The Technology Modernization Fund would be funded at its originally-anticipated $250 million level per House Appropriations Committee’s action this week. The Fund, which recently made its first three awards, was funded at only $100 million for the current fiscal year. The Departments of Energy, Housing and Urban Development, and Agriculture collectively received $45 million of that amount earlier this month, with each receiving at least $10 million. Contractors and other federal agencies are closely scrutinizing those awards for clues as to what projects that the Technology Modernization Board overseeing the disbursement of the funds might approve in the future. In addition, the Board has posted extensive guidelines on how agencies can apply. Contractors interested in helping customer agencies apply for Fund money should definitely be familiar with these steps. Funds can go toward any qualifying new IT project that modernizes outdated infrastructure. It is important to remember that all fund money must be repaid by agencies that use the funds. As such, while the Fund may not have a sizeable amount of money to invest, it will be a perpetual source of seed money. IT contractors should definitely consider this funding source when talking to customers about new IT solutions.
For starters, it’s probably not Santa Claus. Your government contract is subject to review and audit by multiple government agencies. IG’s, DCAA, SBA, and Labor are just some of the organizations that can look at your contracting books. Not sure that they would pass a review? Allen Federal can help. We’ve reviewed dozens of contracts and contract files. We can point out your strengths and weaknesses AND make recommendations on how to ensure that your firm can successfully open the door wide to whoever wants to review your documents. Find out what we can do for you today by e-mailing us at firstname.lastname@example.org.
Federal agencies spent $10.4 billion via Other Transaction Authority from 2008 to April 2018 according to a new NextGov article published last week. While some spending went toward traditional OTA projects such as prototyping and specialized technologies, significant money was also spent on professional consulting services and a variety of IT projects. Another surprise is that the TSA has been a leading OTA agency, along with traditional user DOD. The Read more

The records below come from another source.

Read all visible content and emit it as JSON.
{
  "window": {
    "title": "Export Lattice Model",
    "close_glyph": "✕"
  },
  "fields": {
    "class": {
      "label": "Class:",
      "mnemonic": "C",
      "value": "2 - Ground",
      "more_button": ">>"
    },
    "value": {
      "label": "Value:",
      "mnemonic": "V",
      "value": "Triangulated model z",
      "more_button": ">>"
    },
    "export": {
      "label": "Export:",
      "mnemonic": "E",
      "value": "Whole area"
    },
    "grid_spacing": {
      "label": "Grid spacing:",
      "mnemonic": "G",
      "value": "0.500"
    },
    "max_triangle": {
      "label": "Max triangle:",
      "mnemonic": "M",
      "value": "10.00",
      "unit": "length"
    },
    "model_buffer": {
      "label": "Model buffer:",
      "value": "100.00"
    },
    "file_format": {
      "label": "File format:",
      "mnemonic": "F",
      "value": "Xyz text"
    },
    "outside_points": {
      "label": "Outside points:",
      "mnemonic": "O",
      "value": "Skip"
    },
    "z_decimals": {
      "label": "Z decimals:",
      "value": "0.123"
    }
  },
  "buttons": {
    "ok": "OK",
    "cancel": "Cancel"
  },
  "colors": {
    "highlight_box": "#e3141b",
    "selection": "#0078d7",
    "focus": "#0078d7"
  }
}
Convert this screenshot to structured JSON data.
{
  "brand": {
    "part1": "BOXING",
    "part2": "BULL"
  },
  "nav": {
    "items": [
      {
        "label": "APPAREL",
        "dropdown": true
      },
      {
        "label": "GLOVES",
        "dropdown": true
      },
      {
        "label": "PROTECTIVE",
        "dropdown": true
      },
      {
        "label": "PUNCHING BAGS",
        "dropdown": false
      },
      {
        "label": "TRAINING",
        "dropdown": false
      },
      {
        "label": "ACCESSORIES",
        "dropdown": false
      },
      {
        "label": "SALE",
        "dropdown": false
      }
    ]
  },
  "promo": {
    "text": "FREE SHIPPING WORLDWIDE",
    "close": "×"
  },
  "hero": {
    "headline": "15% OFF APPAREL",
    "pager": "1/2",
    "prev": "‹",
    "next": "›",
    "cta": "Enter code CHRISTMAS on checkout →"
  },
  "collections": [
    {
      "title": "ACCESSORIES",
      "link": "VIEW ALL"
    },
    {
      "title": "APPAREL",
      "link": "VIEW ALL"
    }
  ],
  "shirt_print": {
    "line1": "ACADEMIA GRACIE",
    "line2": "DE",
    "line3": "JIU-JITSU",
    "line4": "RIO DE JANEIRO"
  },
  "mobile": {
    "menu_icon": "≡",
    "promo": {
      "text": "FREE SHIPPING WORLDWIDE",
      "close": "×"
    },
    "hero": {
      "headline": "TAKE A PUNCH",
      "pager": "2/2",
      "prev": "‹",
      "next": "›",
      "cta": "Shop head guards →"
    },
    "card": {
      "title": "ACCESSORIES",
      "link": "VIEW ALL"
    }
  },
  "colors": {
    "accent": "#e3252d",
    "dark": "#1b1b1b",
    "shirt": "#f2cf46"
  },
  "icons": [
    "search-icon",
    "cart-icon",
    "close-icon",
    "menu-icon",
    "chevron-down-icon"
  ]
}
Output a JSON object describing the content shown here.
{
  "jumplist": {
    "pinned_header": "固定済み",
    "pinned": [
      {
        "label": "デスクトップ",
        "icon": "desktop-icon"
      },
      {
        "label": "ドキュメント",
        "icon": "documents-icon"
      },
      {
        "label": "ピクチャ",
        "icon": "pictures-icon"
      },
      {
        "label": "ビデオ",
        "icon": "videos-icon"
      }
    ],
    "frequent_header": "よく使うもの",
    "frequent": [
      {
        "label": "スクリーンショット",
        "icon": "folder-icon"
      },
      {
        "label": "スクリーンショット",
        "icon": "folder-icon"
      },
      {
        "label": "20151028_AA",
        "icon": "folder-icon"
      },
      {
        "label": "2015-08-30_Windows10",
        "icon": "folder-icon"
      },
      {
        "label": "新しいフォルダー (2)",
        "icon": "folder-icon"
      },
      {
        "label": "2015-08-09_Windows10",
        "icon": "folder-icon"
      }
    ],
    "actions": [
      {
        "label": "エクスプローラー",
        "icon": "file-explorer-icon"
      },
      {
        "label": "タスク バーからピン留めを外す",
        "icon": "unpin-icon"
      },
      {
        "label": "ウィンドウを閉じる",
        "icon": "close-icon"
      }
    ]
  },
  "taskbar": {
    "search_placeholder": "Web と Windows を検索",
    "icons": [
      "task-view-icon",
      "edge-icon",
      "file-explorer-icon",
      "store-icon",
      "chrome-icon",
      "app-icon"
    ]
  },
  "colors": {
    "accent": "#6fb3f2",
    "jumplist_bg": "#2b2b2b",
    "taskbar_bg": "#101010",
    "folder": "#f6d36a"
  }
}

As part of its Section 846 implementation project, GSA is considering an option that would enable certain “GSA Approved” commercial e-commerce providers to handle transactions up to the $250,000 Simplified Acquisition Threshold (SAT). This may be important to companies outside the spectrum of those initially concerned about the impact of the Section 846 e-commerce portal project on their Schedule or other government business. To qualify for the higher dollar level E-commerce portal companies would have to setup controls that would ensure compliance with all applicable rules for SAT procurements. It is too early to say whether any company would sign up for this deal, but it is important to keep in mind that such a move would possibly mean that all portal buys between the Micro-Purchase threshold and the SAT would be set aside for small businesses. These transactions are not Schedule sales and, as such, the open market set-aside rule could apply. In addition, product sales could also be impacted even if they’re part of a larger solution. Customers excited about using their new e-commerce authority, for example, could decide to buy the product components of their need via a portal and then expect the solution provider to integrate those products into a final solution. It is clear that the Section 846 project should draw the interest of all GSA Schedule contractors to at least some extent. The agency is having its second industry day on June 21st and registration is open on the Interact site.
It used to be that GSA training classes for industry were few and far-between. They usually consisted of an unfortunate junior contract specialist being thrust into a class with someone else’s slide deck and not much else. Similarly, information on what was happening with GSA programs was something less than transparent. GSA, though, has stepped up actions on both fronts. Contractors can no longer say that the agency isn’t making a solid effort to train industry on a variety of Schedules-related topics, most recently the implementation of the OLM contract clause. In addition, the agency is seeking input on their Professional Services Schedule and other planned Schedule changes. Allen Federal had at least one e-mail a day from GSA in the past week announcing a training class, event, or seeking input from industry. We’re not that special and we’re not over-subscribed to Interact news lists, either. The agency is clearly making strides to better communicate with its industry partners. While not all the agency has to say may find agreement from industry, there can be no credible allegation that it is not making a credible effort to improve communication and transparency. The end result of these actions is also something all can support: A Schedules program that better meets the needs of agency customers.